Start of Listed entries
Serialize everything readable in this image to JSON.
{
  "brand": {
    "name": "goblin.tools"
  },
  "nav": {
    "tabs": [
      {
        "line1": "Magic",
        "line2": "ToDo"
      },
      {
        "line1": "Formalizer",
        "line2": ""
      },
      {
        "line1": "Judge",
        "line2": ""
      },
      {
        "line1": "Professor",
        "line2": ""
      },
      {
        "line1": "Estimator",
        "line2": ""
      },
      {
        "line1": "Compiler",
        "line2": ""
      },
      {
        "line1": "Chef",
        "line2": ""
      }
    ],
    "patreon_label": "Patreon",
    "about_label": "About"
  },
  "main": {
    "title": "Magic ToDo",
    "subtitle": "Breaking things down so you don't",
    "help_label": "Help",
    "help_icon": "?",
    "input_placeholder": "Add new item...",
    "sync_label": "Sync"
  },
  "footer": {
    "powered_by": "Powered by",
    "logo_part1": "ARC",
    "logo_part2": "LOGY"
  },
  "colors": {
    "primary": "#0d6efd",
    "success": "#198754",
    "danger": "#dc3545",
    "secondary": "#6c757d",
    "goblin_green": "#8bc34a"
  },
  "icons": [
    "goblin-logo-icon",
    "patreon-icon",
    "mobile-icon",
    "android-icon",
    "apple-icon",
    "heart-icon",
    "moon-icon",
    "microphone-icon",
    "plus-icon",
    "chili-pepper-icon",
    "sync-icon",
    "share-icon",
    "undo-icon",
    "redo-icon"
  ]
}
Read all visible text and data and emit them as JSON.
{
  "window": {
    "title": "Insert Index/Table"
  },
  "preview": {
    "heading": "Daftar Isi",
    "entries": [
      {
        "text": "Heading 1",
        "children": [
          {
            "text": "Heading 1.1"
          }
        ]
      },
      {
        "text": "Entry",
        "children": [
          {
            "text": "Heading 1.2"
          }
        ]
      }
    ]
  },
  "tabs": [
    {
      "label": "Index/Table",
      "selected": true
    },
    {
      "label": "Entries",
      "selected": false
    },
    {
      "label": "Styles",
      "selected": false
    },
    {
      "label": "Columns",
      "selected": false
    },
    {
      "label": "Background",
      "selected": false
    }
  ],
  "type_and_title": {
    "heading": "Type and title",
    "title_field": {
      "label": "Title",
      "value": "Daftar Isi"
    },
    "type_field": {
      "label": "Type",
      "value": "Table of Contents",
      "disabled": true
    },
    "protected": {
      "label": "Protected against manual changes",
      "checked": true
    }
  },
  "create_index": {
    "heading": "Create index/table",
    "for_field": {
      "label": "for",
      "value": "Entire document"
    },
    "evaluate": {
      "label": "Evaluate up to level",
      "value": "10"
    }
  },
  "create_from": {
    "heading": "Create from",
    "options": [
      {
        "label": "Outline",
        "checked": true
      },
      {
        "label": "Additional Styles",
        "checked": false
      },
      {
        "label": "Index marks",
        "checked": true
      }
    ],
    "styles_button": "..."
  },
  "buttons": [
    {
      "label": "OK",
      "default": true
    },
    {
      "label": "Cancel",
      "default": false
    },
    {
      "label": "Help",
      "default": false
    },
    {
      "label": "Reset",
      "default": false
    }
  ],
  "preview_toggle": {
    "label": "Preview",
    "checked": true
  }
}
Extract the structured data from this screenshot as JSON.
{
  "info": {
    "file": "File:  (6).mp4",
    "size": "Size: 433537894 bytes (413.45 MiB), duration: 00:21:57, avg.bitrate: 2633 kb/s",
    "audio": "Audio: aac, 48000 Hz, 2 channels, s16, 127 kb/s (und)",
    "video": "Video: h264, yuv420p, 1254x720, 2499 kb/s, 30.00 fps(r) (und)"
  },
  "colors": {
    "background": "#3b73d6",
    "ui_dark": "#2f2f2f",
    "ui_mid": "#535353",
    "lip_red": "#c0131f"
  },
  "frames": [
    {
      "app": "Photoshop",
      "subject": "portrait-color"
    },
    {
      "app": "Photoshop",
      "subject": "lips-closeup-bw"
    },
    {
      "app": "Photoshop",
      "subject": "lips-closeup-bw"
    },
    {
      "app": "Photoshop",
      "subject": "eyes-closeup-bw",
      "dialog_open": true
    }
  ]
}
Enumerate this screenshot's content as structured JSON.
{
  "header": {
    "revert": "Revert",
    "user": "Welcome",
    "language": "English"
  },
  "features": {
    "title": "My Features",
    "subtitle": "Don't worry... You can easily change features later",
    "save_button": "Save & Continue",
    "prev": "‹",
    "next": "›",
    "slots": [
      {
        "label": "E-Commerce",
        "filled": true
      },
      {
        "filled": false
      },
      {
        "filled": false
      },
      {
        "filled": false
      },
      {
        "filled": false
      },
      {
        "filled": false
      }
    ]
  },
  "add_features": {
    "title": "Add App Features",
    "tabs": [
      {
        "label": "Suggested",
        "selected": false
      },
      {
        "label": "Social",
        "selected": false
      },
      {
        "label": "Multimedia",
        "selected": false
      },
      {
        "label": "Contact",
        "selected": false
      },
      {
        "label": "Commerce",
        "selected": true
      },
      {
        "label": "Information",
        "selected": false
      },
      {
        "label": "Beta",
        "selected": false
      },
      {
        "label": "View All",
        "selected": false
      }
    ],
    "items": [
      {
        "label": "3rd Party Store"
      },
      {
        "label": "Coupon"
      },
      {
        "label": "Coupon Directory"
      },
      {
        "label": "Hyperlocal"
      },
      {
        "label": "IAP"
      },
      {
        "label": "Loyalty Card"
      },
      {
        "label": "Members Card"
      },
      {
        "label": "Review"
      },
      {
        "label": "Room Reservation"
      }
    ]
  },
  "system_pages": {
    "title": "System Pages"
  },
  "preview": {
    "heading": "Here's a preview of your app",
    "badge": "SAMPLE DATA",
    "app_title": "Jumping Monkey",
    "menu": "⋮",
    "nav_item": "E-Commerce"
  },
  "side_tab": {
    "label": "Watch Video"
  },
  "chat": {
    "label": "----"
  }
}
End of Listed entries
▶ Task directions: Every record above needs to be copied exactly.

▶ Answer section:
Serialize everything readable in this image to JSON.
{
  "brand": {
    "name": "goblin.tools"
  },
  "nav": {
    "tabs": [
      {
        "line1": "Magic",
        "line2": "ToDo"
      },
      {
        "line1": "Formalizer",
        "line2": ""
      },
      {
        "line1": "Judge",
        "line2": ""
      },
      {
        "line1": "Professor",
        "line2": ""
      },
      {
        "line1": "Estimator",
        "line2": ""
      },
      {
        "line1": "Compiler",
        "line2": ""
      },
      {
        "line1": "Chef",
        "line2": ""
      }
    ],
    "patreon_label": "Patreon",
    "about_label": "About"
  },
  "main": {
    "title": "Magic ToDo",
    "subtitle": "Breaking things down so you don't",
    "help_label": "Help",
    "help_icon": "?",
    "input_placeholder": "Add new item...",
    "sync_label": "Sync"
  },
  "footer": {
    "powered_by": "Powered by",
    "logo_part1": "ARC",
    "logo_part2": "LOGY"
  },
  "colors": {
    "primary": "#0d6efd",
    "success": "#198754",
    "danger": "#dc3545",
    "secondary": "#6c757d",
    "goblin_green": "#8bc34a"
  },
  "icons": [
    "goblin-logo-icon",
    "patreon-icon",
    "mobile-icon",
    "android-icon",
    "apple-icon",
    "heart-icon",
    "moon-icon",
    "microphone-icon",
    "plus-icon",
    "chili-pepper-icon",
    "sync-icon",
    "share-icon",
    "undo-icon",
    "redo-icon"
  ]
}
Read all visible text and data and emit them as JSON.
{
  "window": {
    "title": "Insert Index/Table"
  },
  "preview": {
    "heading": "Daftar Isi",
    "entries": [
      {
        "text": "Heading 1",
        "children": [
          {
            "text": "Heading 1.1"
          }
        ]
      },
      {
        "text": "Entry",
        "children": [
          {
            "text": "Heading 1.2"
          }
        ]
      }
    ]
  },
  "tabs": [
    {
      "label": "Index/Table",
      "selected": true
    },
    {
      "label": "Entries",
      "selected": false
    },
    {
      "label": "Styles",
      "selected": false
    },
    {
      "label": "Columns",
      "selected": false
    },
    {
      "label": "Background",
      "selected": false
    }
  ],
  "type_and_title": {
    "heading": "Type and title",
    "title_field": {
      "label": "Title",
      "value": "Daftar Isi"
    },
    "type_field": {
      "label": "Type",
      "value": "Table of Contents",
      "disabled": true
    },
    "protected": {
      "label": "Protected against manual changes",
      "checked": true
    }
  },
  "create_index": {
    "heading": "Create index/table",
    "for_field": {
      "label": "for",
      "value": "Entire document"
    },
    "evaluate": {
      "label": "Evaluate up to level",
      "value": "10"
    }
  },
  "create_from": {
    "heading": "Create from",
    "options": [
      {
        "label": "Outline",
        "checked": true
      },
      {
        "label": "Additional Styles",
        "checked": false
      },
      {
        "label": "Index marks",
        "checked": true
      }
    ],
    "styles_button": "..."
  },
  "buttons": [
    {
      "label": "OK",
      "default": true
    },
    {
      "label": "Cancel",
      "default": false
    },
    {
      "label": "Help",
      "default": false
    },
    {
      "label": "Reset",
      "default": false
    }
  ],
  "preview_toggle": {
    "label": "Preview",
    "checked": true
  }
}
Extract the structured data from this screenshot as JSON.
{
  "info": {
    "file": "File:  (6).mp4",
    "size": "Size: 433537894 bytes (413.45 MiB), duration: 00:21:57, avg.bitrate: 2633 kb/s",
    "audio": "Audio: aac, 48000 Hz, 2 channels, s16, 127 kb/s (und)",
    "video": "Video: h264, yuv420p, 1254x720, 2499 kb/s, 30.00 fps(r) (und)"
  },
  "colors": {
    "background": "#3b73d6",
    "ui_dark": "#2f2f2f",
    "ui_mid": "#535353",
    "lip_red": "#c0131f"
  },
  "frames": [
    {
      "app": "Photoshop",
      "subject": "portrait-color"
    },
    {
      "app": "Photoshop",
      "subject": "lips-closeup-bw"
    },
    {
      "app": "Photoshop",
      "subject": "lips-closeup-bw"
    },
    {
      "app": "Photoshop",
      "subject": "eyes-closeup-bw",
      "dialog_open": true
    }
  ]
}
Enumerate this screenshot's content as structured JSON.
{
  "header": {
    "revert": "Revert",
    "user": "Welcome",
    "language": "English"
  },
  "features": {
    "title": "My Features",
    "subtitle": "Don't worry... You can easily change features later",
    "save_button": "Save & Continue",
    "prev": "‹",
    "next": "›",
    "slots": [
      {
        "label": "E-Commerce",
        "filled": true
      },
      {
        "filled": false
      },
      {
        "filled": false
      },
      {
        "filled": false
      },
      {
        "filled": false
      },
      {
        "filled": false
      }
    ]
  },
  "add_features": {
    "title": "Add App Features",
    "tabs": [
      {
        "label": "Suggested",
        "selected": false
      },
      {
        "label": "Social",
        "selected": false
      },
      {
        "label": "Multimedia",
        "selected": false
      },
      {
        "label": "Contact",
        "selected": false
      },
      {
        "label": "Commerce",
        "selected": true
      },
      {
        "label": "Information",
        "selected": false
      },
      {
        "label": "Beta",
        "selected": false
      },
      {
        "label": "View All",
        "selected": false
      }
    ],
    "items": [
      {
        "label": "3rd Party Store"
      },
      {
        "label": "Coupon"
      },
      {
        "label": "Coupon Directory"
      },
      {
        "label": "Hyperlocal"
      },
      {
        "label": "IAP"
      },
      {
        "label": "Loyalty Card"
      },
      {
        "label": "Members Card"
      },
      {
        "label": "Review"
      },
      {
        "label": "Room Reservation"
      }
    ]
  },
  "system_pages": {
    "title": "System Pages"
  },
  "preview": {
    "heading": "Here's a preview of your app",
    "badge": "SAMPLE DATA",
    "app_title": "Jumping Monkey",
    "menu": "⋮",
    "nav_item": "E-Commerce"
  },
  "side_tab": {
    "label": "Watch Video"
  },
  "chat": {
    "label": "----"
  }
}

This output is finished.